▶ [Exercise brief] Write out the data that follows. Keep every character unchanged.

Web page and app entries:

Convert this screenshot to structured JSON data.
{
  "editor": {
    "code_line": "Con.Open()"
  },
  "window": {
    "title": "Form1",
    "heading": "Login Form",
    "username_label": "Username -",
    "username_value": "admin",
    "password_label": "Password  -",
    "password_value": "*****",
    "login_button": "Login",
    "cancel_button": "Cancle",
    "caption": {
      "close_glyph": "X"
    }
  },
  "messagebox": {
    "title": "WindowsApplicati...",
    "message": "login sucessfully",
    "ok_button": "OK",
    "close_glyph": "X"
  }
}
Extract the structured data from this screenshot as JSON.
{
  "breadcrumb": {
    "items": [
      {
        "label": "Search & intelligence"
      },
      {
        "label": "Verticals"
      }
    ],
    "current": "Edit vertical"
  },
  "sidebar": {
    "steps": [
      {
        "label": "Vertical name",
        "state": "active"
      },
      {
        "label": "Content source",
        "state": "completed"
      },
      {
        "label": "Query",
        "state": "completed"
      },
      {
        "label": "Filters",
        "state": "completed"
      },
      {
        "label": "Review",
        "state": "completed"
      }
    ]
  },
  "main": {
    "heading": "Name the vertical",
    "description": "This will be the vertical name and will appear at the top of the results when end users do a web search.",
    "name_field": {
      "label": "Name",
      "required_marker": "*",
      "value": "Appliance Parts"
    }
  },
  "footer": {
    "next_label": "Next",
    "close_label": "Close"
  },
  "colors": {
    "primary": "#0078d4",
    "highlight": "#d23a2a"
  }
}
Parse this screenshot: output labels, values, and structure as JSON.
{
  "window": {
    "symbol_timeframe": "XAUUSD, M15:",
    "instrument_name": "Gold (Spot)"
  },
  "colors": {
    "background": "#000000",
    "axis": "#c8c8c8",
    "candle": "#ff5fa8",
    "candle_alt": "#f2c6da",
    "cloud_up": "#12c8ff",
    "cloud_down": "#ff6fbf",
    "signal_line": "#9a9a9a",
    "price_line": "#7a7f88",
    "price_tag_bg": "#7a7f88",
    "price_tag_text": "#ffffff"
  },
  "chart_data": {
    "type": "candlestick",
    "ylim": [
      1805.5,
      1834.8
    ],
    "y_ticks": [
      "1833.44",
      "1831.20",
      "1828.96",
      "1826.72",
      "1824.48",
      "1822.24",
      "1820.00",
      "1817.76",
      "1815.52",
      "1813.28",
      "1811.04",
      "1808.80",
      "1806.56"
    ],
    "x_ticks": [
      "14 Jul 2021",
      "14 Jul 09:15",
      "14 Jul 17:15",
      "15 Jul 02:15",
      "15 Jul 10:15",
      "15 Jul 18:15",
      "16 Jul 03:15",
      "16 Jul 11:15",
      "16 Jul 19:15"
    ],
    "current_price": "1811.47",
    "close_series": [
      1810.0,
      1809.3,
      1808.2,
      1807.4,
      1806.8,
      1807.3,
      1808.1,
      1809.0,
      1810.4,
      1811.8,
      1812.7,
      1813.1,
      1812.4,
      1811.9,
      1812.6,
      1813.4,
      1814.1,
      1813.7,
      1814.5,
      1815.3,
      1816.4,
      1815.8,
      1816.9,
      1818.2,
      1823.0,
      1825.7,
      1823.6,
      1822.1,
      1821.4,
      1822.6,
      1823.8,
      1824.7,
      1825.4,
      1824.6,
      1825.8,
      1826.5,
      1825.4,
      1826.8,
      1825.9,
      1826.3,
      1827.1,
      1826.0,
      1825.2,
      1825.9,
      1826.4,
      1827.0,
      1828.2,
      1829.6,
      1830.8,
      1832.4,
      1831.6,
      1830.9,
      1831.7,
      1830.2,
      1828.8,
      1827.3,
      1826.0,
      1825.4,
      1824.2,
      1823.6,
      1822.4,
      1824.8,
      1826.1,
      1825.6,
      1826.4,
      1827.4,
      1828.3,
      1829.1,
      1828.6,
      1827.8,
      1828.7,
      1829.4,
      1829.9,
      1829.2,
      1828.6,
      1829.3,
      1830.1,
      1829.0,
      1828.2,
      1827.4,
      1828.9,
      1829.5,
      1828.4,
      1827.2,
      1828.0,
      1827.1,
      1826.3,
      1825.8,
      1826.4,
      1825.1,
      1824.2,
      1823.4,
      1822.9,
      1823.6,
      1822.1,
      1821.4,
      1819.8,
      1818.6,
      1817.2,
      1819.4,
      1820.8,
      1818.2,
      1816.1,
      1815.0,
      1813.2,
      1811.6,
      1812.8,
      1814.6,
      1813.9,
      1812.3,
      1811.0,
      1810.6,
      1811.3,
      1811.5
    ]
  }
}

▶ [Exercise output]
Convert this screenshot to structured JSON data.
{
  "editor": {
    "code_line": "Con.Open()"
  },
  "window": {
    "title": "Form1",
    "heading": "Login Form",
    "username_label": "Username -",
    "username_value": "admin",
    "password_label": "Password  -",
    "password_value": "*****",
    "login_button": "Login",
    "cancel_button": "Cancle",
    "caption": {
      "close_glyph": "X"
    }
  },
  "messagebox": {
    "title": "WindowsApplicati...",
    "message": "login sucessfully",
    "ok_button": "OK",
    "close_glyph": "X"
  }
}
Extract the structured data from this screenshot as JSON.
{
  "breadcrumb": {
    "items": [
      {
        "label": "Search & intelligence"
      },
      {
        "label": "Verticals"
      }
    ],
    "current": "Edit vertical"
  },
  "sidebar": {
    "steps": [
      {
        "label": "Vertical name",
        "state": "active"
      },
      {
        "label": "Content source",
        "state": "completed"
      },
      {
        "label": "Query",
        "state": "completed"
      },
      {
        "label": "Filters",
        "state": "completed"
      },
      {
        "label": "Review",
        "state": "completed"
      }
    ]
  },
  "main": {
    "heading": "Name the vertical",
    "description": "This will be the vertical name and will appear at the top of the results when end users do a web search.",
    "name_field": {
      "label": "Name",
      "required_marker": "*",
      "value": "Appliance Parts"
    }
  },
  "footer": {
    "next_label": "Next",
    "close_label": "Close"
  },
  "colors": {
    "primary": "#0078d4",
    "highlight": "#d23a2a"
  }
}
Parse this screenshot: output labels, values, and structure as JSON.
{
  "window": {
    "symbol_timeframe": "XAUUSD, M15:",
    "instrument_name": "Gold (Spot)"
  },
  "colors": {
    "background": "#000000",
    "axis": "#c8c8c8",
    "candle": "#ff5fa8",
    "candle_alt": "#f2c6da",
    "cloud_up": "#12c8ff",
    "cloud_down": "#ff6fbf",
    "signal_line": "#9a9a9a",
    "price_line": "#7a7f88",
    "price_tag_bg": "#7a7f88",
    "price_tag_text": "#ffffff"
  },
  "chart_data": {
    "type": "candlestick",
    "ylim": [
      1805.5,
      1834.8
    ],
    "y_ticks": [
      "1833.44",
      "1831.20",
      "1828.96",
      "1826.72",
      "1824.48",
      "1822.24",
      "1820.00",
      "1817.76",
      "1815.52",
      "1813.28",
      "1811.04",
      "1808.80",
      "1806.56"
    ],
    "x_ticks": [
      "14 Jul 2021",
      "14 Jul 09:15",
      "14 Jul 17:15",
      "15 Jul 02:15",
      "15 Jul 10:15",
      "15 Jul 18:15",
      "16 Jul 03:15",
      "16 Jul 11:15",
      "16 Jul 19:15"
    ],
    "current_price": "1811.47",
    "close_series": [
      1810.0,
      1809.3,
      1808.2,
      1807.4,
      1806.8,
      1807.3,
      1808.1,
      1809.0,
      1810.4,
      1811.8,
      1812.7,
      1813.1,
      1812.4,
      1811.9,
      1812.6,
      1813.4,
      1814.1,
      1813.7,
      1814.5,
      1815.3,
      1816.4,
      1815.8,
      1816.9,
      1818.2,
      1823.0,
      1825.7,
      1823.6,
      1822.1,
      1821.4,
      1822.6,
      1823.8,
      1824.7,
      1825.4,
      1824.6,
      1825.8,
      1826.5,
      1825.4,
      1826.8,
      1825.9,
      1826.3,
      1827.1,
      1826.0,
      1825.2,
      1825.9,
      1826.4,
      1827.0,
      1828.2,
      1829.6,
      1830.8,
      1832.4,
      1831.6,
      1830.9,
      1831.7,
      1830.2,
      1828.8,
      1827.3,
      1826.0,
      1825.4,
      1824.2,
      1823.6,
      1822.4,
      1824.8,
      1826.1,
      1825.6,
      1826.4,
      1827.4,
      1828.3,
      1829.1,
      1828.6,
      1827.8,
      1828.7,
      1829.4,
      1829.9,
      1829.2,
      1828.6,
      1829.3,
      1830.1,
      1829.0,
      1828.2,
      1827.4,
      1828.9,
      1829.5,
      1828.4,
      1827.2,
      1828.0,
      1827.1,
      1826.3,
      1825.8,
      1826.4,
      1825.1,
      1824.2,
      1823.4,
      1822.9,
      1823.6,
      1822.1,
      1821.4,
      1819.8,
      1818.6,
      1817.2,
      1819.4,
      1820.8,
      1818.2,
      1816.1,
      1815.0,
      1813.2,
      1811.6,
      1812.8,
      1814.6,
      1813.9,
      1812.3,
      1811.0,
      1810.6,
      1811.3,
      1811.5
    ]
  }
}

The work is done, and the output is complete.